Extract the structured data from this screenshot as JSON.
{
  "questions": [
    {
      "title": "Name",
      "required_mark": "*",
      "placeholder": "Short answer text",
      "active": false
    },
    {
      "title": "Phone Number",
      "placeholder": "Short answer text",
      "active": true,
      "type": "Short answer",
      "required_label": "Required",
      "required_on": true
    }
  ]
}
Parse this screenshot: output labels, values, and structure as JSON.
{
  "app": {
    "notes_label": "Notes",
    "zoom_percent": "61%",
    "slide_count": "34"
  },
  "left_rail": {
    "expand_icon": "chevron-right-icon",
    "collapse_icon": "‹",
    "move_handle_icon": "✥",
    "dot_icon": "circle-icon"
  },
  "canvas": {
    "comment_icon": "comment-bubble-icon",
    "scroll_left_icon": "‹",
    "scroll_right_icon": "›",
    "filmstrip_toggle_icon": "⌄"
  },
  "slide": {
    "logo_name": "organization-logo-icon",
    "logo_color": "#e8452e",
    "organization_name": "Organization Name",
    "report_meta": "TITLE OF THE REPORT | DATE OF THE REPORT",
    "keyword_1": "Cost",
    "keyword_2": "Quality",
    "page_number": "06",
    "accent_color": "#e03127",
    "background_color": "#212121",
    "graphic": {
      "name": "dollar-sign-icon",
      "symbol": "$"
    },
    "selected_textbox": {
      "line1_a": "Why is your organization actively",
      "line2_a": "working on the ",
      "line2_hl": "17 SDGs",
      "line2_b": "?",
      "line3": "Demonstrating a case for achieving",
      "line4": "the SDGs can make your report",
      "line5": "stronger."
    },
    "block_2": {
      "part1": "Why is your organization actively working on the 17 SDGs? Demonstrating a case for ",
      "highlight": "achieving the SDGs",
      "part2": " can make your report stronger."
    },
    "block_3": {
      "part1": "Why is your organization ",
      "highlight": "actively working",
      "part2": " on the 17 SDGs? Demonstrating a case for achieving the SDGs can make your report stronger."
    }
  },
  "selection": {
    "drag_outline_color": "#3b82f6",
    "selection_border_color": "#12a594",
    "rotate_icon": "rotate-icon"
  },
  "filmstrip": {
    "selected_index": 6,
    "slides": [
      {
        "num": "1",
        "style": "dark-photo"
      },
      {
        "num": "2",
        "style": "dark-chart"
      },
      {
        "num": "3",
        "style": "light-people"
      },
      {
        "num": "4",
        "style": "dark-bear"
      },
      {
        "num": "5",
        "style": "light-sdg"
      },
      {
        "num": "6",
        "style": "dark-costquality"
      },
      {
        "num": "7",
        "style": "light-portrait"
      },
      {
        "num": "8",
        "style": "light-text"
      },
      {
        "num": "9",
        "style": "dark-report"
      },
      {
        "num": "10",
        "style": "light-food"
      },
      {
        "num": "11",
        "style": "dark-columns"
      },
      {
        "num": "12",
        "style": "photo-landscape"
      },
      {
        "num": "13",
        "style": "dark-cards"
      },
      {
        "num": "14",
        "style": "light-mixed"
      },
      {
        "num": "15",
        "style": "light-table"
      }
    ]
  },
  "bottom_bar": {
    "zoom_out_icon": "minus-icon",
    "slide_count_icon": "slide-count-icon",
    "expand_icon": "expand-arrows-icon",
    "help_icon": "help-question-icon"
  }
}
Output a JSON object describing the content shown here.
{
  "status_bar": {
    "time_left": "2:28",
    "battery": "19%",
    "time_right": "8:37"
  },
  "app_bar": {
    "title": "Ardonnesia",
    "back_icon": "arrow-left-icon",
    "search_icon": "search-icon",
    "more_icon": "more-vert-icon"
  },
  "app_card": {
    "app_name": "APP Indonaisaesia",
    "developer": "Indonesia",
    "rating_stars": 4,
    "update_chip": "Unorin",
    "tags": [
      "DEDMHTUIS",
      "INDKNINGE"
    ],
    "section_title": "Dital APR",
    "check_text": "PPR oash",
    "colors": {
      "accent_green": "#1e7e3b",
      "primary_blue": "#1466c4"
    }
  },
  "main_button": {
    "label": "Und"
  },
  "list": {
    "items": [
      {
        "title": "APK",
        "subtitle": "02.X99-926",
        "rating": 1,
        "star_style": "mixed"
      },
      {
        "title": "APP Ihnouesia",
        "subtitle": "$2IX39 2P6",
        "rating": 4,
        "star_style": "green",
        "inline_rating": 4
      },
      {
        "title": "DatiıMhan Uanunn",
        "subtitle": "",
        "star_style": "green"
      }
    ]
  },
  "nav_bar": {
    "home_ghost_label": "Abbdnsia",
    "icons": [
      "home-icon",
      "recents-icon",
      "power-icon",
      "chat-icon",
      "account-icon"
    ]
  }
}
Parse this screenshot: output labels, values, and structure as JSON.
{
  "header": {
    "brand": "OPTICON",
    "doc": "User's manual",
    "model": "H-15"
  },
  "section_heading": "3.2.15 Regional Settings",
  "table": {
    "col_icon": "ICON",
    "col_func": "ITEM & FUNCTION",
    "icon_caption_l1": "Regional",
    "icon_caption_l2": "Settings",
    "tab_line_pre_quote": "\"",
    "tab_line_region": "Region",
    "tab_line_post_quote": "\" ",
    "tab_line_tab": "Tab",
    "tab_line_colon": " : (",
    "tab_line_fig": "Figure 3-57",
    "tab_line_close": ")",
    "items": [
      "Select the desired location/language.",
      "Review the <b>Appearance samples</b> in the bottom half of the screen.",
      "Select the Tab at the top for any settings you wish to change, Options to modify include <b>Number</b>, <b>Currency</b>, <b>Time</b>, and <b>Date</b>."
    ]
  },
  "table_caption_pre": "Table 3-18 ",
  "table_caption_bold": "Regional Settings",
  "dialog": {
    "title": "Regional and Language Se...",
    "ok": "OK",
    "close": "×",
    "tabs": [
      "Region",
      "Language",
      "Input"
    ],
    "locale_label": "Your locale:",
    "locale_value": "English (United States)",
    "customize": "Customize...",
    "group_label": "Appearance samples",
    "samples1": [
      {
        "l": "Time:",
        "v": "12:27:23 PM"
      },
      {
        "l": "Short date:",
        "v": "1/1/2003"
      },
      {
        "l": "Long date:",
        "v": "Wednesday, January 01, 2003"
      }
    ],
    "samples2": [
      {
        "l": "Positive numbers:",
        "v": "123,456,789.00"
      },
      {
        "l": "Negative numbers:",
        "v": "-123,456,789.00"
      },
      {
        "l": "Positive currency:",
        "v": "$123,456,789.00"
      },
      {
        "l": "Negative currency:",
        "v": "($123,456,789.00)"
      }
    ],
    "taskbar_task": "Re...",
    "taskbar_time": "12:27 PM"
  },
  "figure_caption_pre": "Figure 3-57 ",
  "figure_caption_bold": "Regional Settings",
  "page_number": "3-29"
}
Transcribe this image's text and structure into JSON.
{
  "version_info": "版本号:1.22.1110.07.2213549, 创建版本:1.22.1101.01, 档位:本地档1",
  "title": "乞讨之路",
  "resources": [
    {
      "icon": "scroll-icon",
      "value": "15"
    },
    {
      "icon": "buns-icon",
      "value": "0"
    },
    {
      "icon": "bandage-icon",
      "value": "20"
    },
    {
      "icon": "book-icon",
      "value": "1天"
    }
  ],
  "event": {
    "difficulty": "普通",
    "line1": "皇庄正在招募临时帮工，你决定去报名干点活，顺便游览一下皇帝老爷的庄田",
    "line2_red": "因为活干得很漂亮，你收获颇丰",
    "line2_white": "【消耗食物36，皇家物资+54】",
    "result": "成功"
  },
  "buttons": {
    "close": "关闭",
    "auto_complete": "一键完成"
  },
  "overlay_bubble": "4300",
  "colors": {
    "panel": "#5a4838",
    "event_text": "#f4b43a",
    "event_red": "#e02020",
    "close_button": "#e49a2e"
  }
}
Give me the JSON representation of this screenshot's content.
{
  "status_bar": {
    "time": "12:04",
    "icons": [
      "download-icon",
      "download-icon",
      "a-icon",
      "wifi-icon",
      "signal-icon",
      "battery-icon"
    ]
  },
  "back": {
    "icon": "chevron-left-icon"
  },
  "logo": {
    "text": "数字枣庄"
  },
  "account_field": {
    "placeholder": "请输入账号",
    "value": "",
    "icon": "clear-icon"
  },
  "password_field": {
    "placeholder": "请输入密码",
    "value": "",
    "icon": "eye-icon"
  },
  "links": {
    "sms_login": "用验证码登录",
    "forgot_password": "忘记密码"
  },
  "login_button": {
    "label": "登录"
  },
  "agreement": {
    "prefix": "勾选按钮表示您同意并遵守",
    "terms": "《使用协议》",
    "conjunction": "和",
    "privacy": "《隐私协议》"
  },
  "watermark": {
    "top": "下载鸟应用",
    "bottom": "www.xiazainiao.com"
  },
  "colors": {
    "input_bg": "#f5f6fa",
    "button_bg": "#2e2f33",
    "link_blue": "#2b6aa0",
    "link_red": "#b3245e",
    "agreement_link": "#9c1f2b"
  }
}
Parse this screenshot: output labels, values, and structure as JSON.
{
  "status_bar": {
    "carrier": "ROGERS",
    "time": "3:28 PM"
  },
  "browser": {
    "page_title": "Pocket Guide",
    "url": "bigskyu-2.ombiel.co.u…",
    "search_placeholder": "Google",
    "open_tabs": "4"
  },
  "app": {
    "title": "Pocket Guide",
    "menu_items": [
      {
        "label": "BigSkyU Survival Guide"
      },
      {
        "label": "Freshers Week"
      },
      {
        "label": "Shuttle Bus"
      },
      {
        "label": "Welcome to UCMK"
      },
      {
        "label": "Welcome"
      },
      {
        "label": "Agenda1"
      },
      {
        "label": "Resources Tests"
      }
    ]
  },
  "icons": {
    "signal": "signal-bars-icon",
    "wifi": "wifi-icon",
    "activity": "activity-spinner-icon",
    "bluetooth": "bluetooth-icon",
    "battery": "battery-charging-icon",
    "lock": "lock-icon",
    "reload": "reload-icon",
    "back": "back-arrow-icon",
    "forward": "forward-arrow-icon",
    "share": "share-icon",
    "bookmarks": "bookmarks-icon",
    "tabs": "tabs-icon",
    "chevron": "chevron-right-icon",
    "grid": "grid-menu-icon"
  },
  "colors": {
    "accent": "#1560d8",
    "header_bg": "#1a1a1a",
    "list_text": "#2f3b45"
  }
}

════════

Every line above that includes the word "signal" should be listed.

_SOLUTION TO THIS EXERCISE:_
      "signal-icon",
    "signal": "signal-bars-icon",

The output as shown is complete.